The Kansas State Wildcats taught the Oklahoma Sooners an object lesson about football over the weekend: Some plays matter more than others.
In OU’s game against K-State, the balance of those high-impact plays leaned heavily in favor of the Wildcats:
OU quarterback Spencer Rattler threw three interceptions in the game;
KSU scooped up a fumble by running back Seth McGowan at midfield;
The Wildcats blocked an OU punt in Sooner territory.
Those kinds of plays matter a lot at the end of the day – much more than your garden-variety seven-yard completion. Note, for example, that ESPN advanced stats guru Bill Connelly estimates securing a turnover equates to roughly five points for a team. In the context of Saturday’s game, that works out to a swing of 20 points for the Wildcats. Similarly, a team’s chances of scoring increase significantly when it gains 50 yards in field position from a blocked punt.
Kansas State had 10 first downs (2-for-11 on third down) in the win against Oklahoma.
Fewest first downs by a winner against OU since Nebraska had 7 in 2009, and only time in the past decade someone has had fewer than 17 first downs and beaten OUhttps://t.co/oCAvZtyUm5
— Matt Brown (@MattBrownCFB) September 28, 2020
Unfortunately, all those outsized plays erased lots of solid ball by the Sooners from play to play. OU ended the game with a Success Rate on offense of 47%, versus 33% for KSU. The Wildcats hit the threshold for success on just 17 offensive plays, while OU had 36. OU rolled up 28 first downs to just 10 for K-State.
To be fair, KSU’s average gain of 7.84 yards per play reflects the damage inflicted by the Wildcats whenever they weren’t getting stuffed. The Sooners were gaining about a yard less per play. However, that also happens when you’re running 50% more plays than your opponent (76 for OU, 51 for the Wildcats).
This feels like a familiar story in these annual upsets – and a fair number of close shaves – since Lincoln Riley took charge of the program in 2017. Even when OU has fielded atrocious defenses, the Sooners hardly ever lose the cumulative battle from down to down. Things like turnovers and gaffes on special teams, though, tend to cost them dearly.
Other reactions from the weekend’s debacle:
*Of course, the Sooners could also benefit from making a few of those high-impact plays of their own.
Defensive coordinator Alex Grinch has hammered home his emphasis on creating turnovers for two years now. Once again on Saturday, his D came away with zero. It marked the ninth such game out of the 16 OU has played since he arrived in Norman.
At some point, the Sooners have to start forcing more takeaways. They will be especially important if Rattler has more growing pains.
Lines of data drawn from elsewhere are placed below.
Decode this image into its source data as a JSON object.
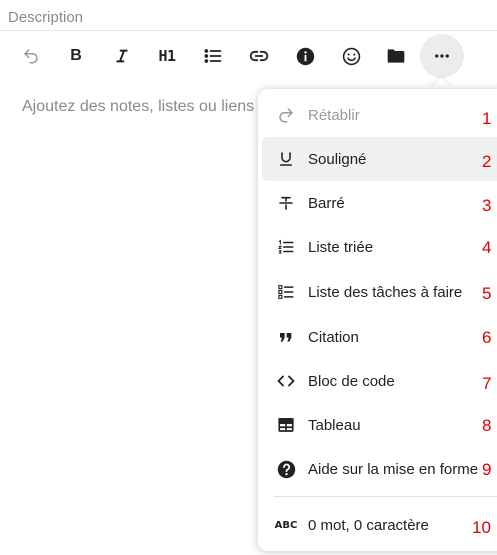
{
  "field_label": "Description",
  "editor_placeholder": "Ajoutez des notes, listes ou liens …",
  "toolbar": {
    "undo": "undo-icon",
    "bold": "B",
    "italic": "italic-icon",
    "heading": "H1",
    "bullet_list": "bullet-list-icon",
    "link": "link-icon",
    "info": "info-icon",
    "emoji": "emoji-icon",
    "folder": "folder-icon",
    "more": "more-icon"
  },
  "menu": {
    "items": [
      {
        "label": "Rétablir",
        "icon": "redo-icon",
        "disabled": true
      },
      {
        "label": "Souligné",
        "icon": "underline-icon"
      },
      {
        "label": "Barré",
        "icon": "strikethrough-icon"
      },
      {
        "label": "Liste triée",
        "icon": "ordered-list-icon"
      },
      {
        "label": "Liste des tâches à faire",
        "icon": "task-list-icon"
      },
      {
        "label": "Citation",
        "icon": "quote-icon"
      },
      {
        "label": "Bloc de code",
        "icon": "code-icon"
      },
      {
        "label": "Tableau",
        "icon": "table-icon"
      },
      {
        "label": "Aide sur la mise en forme",
        "icon": "help-icon"
      }
    ],
    "footer": {
      "label": "0 mot, 0 caractère",
      "icon_text": "ABC"
    }
  },
  "annotations": [
    "1",
    "2",
    "3",
    "4",
    "5",
    "6",
    "7",
    "8",
    "9",
    "10"
  ],
  "colors": {
    "annotation": "#e00000",
    "hover_bg": "#f0f0f0",
    "placeholder": "#8a8a8a"
  }
}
*Grinch also needs to prepare for more of the empty set looks that KSU burned the defense with in the second half. Count on some from Iowa State on Saturday, and definitely expect to see a bunch of it from Texas at the Cotton Bowl.
*Keep in mind that OU was up three touchdowns in this game deep into the fourth quarter. It was painful to watch that kind of collapse, but the Sooners did a whole lot well right up to that point. So many things had to go wrong in a short amount of time for OU to come out on the losing end.
The bigger concern than anything happening on the field for the Sooners should be their psyche. A lot can happen with eight games still left on the schedule, and an early loss can shine a spotlight on what needs fixing. But with all the COVID-19 chaos swirling around at the moment, maintaining the team’s focus seems like it could be the greatest challenge for Riley and his coaching staff.